I learned what a good mother my daughter is, and that she takes seriously her calling as a teacher and trainer of another human being. I also learned that I have subzero patience for little, strong-willed people, and that it’s probably a good thing I don’t volunteer in the nursery at church.
As I watched this child want up, then down, lights on, then off, jacket on, jacket off, I kept thinking, “Kid, if you’d just cooperate, listen to your mom and do what she says, your life would be a whole lot easier.”
But then I realized she was behaving a lot like her grandmother, who also wants everything her own way NOW, and so I kept my mouth shut.
I loved watching Caroline with her daddy, my son-in-law, Craig. When he walks into a room, her face lights up. They play a game where they run toward each other, and then he swerves and misses her.
She always has her eyes on him, and she laughs when he picks her up.
But she uses him, too. Since he’s tall, he makes a handy ladder. She’ll ask him to pick her up, as if her motive is only to be held and loved. But then she’ll motion for what she really wants: to turn on/off/on/off the light switch or reach a snack in the cupboard.
Not even 2-years-old, and she knows how to manipulate.
People who think children are born innocent haven’t observed toddlers. Toddlers bite their dads and kick their moms. They throw tantrums at the mall and grab straws out of strangers’ sodas at Wendy’s and toys away from other kids.
Toddlers need Jesus.
When Caroline’s mother (my daughter, Alison) was just barely 3, she stood in her crib wearing her red, fuzzy Winnie-the-Pooh blanket sleeper and said, “I need Jesus in my heart.”
Night after night, during our bedtime prayers, she kept saying it. At the time, I had thought she was too young to understand salvation—“by grace are ye saved, through faith.” but then I asked her, “WHY do you need Jesus in your heart?”
She looked at me and said, “Because I sin.”
As they say on Family Feud, “Good answer! Good answer!”
The Bible says God has put eternity in our hearts, and that we’re all born with a knowledge of him. Our hearts know that something is missing, that we were created for more than just eating and drinking and going to work five days a week. More than “Life is hard and then you die.”
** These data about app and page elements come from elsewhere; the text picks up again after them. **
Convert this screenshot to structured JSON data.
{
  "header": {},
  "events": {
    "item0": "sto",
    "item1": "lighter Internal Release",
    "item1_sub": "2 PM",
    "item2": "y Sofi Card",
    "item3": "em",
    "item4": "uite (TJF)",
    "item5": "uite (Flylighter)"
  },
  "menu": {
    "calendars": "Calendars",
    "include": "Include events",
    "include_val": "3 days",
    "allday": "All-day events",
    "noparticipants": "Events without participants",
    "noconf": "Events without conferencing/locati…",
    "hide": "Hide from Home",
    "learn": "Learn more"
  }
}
Blaise Pascal said we all have a “God-shaped vacuum” that isn’t satisfied until God moves in. If it’s God-shaped, then logically, only God can fill it. We need a Father. We need a Savior.
Preachers say, “God doesn’t have grandchildren.” That’s not a quote from the Bible, although the concept is true. We all stand before God as individuals, with our own individual faith. As winsome as she is, Caroline can’t get into heaven by claiming my faith or her parents’ faith, only her own. She needs Jesus in her heart, because she sins. She needs a Father. She needs a Savior.
So, my prayer for my precious granddaughter is that her parents will expose her to the same gospel of grace that once captured their hearts—and that one day, when God whispers her name and bids her to join his family by faith, she’ll run into his welcoming arms.
Nancy Kennedy is the author of “Girl on a Swing,” and her latest book, “Lipstick Grace.” She can be reached at 352-564-2927, Monday through Thursday, or via e-mail at firstname.lastname@example.org.